It is because we as Christians do not focus on God, but on our circumstances. We choose to react to how others treat us rather than God’s blessings for us. Why would we focus on the broken people that surround us instead of the perfect love and peace that comes from above? No good reason. When we focus on people and their brokenness, we perpetuate that brokenness through our negative reaction to them.
Today let us focus on the blessings God has promised, not the world’s miserable distractions!
Who could possibly be big enough to thwart God and His love toward us? People, demons, the devil himself? Not a chance.
But, do we really believe we are continual recipients of God’s love? Here is how we can tell. When we act unloving to anybody (even our enemies), it is because we feel unloved.

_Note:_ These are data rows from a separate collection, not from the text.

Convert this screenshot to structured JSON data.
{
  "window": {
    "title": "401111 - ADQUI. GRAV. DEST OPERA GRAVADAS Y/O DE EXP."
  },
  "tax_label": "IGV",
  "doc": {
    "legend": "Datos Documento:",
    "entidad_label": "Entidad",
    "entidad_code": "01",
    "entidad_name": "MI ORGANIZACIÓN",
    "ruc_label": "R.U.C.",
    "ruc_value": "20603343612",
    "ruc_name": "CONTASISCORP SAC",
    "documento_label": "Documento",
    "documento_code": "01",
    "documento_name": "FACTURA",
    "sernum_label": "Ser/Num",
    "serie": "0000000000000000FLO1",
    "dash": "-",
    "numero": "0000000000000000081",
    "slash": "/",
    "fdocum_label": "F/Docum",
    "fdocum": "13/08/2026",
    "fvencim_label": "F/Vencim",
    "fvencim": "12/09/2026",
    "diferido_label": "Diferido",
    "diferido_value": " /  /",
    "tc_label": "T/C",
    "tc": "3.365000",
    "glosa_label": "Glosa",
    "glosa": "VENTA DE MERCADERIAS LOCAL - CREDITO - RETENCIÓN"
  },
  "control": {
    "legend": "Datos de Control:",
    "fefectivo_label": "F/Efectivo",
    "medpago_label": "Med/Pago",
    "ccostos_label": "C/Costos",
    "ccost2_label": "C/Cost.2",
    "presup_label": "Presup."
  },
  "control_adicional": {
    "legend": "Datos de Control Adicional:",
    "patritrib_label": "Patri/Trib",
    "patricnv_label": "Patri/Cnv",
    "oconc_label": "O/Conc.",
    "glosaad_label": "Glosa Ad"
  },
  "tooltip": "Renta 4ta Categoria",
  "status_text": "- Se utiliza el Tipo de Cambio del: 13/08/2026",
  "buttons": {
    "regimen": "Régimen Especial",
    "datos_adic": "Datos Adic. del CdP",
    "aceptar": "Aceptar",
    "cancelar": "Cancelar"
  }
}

If we cannot be separated from God’s love, why do so many people feel unloved? It is because people have trouble, hardships, persecution, money problems, feel they are in danger, and even threatened (see Romans 8:36). Having these things in our lives certainly distracts us from experiencing God’s love. But Paul wrote, “For I am convinced that neither death nor life, neither angels nor demons, neither the present nor the future, nor any powers, neither height nor depth, nor anything else in all creation, will be able to separate us from the love of God that is in Christ Jesus our Lord.” Romans 8:38-39. Paul was convinced because he believed the Word of God rather than his circumstances. If we are not walking in love to all of the people around us, we are showing that we do not have faith that God’s Word is true and His love is never failing.
Today, let’s sweep fear, anger, doubt, and anxiety away. Let’s meditate on God’s unfailing love until our hearts burst forth with love and compassion for the weak and frustrated souls that God puts in our path.
God is so good that He protects us in the face of attack. Romans 8:33 “Who can bring a charge against God’s elect? God is the one who justifies.” God is perfect in judgment and he declares us guilt-free! Who could go to God and say, “Even though you have declared someone righteous, I find fault with them and therefore you must find fault?” It cannot be done. We cannot be charged guilty by anyone after God passes a not-guilty verdict.
Romans 8:34 goes on to state, “Who can condemn?” Jesus was the one who was condemned for us. In fact, Jesus is sitting at God’s right hand interceding for us! What better position can we be in? We cannot be accused or condemned by anyone after the Great Judge pronounces us free!
The strangest part of this is, if we cannot be accused or condemned, why do we do it to others? We rejoice in God’s wide-open arms toward us, shouldn’t we do the same for those God forgives and welcomes? Think about that. What if the church forgave and welcomed into their heart everyone that God forgave and welcomed? That church would be transformational.
One of our favorite verses is Romans 8:28, “And we know that God causes all things to work together for good to those who love God, to those who are called according to His purpose.” NASB. (emphasis mine)
Paul must be speaking in faith in this verse where he says, “we know”. Because we do not “know”. At least we sure do not act like we “know” it. If we knew God is using all things in our lives for good, there would not be anything in our lives “bad”. Yet we complain about a multitude of things in our lives that are worrisome, frustrating, aggravating. We complain about people’s attitudes and actions. We whine about our lack of finances. We worry about the future of our jobs, family, society, etc.
Wouldn’t it be wonderful if we “knew” that God was working everything that happens in our lives for our good? We could wake everyday with joy and great anticipation the good things we will learn and grow into. In fact, if everything is working for my good, it would be impossible for me to fail. That is a reason to be joyful today!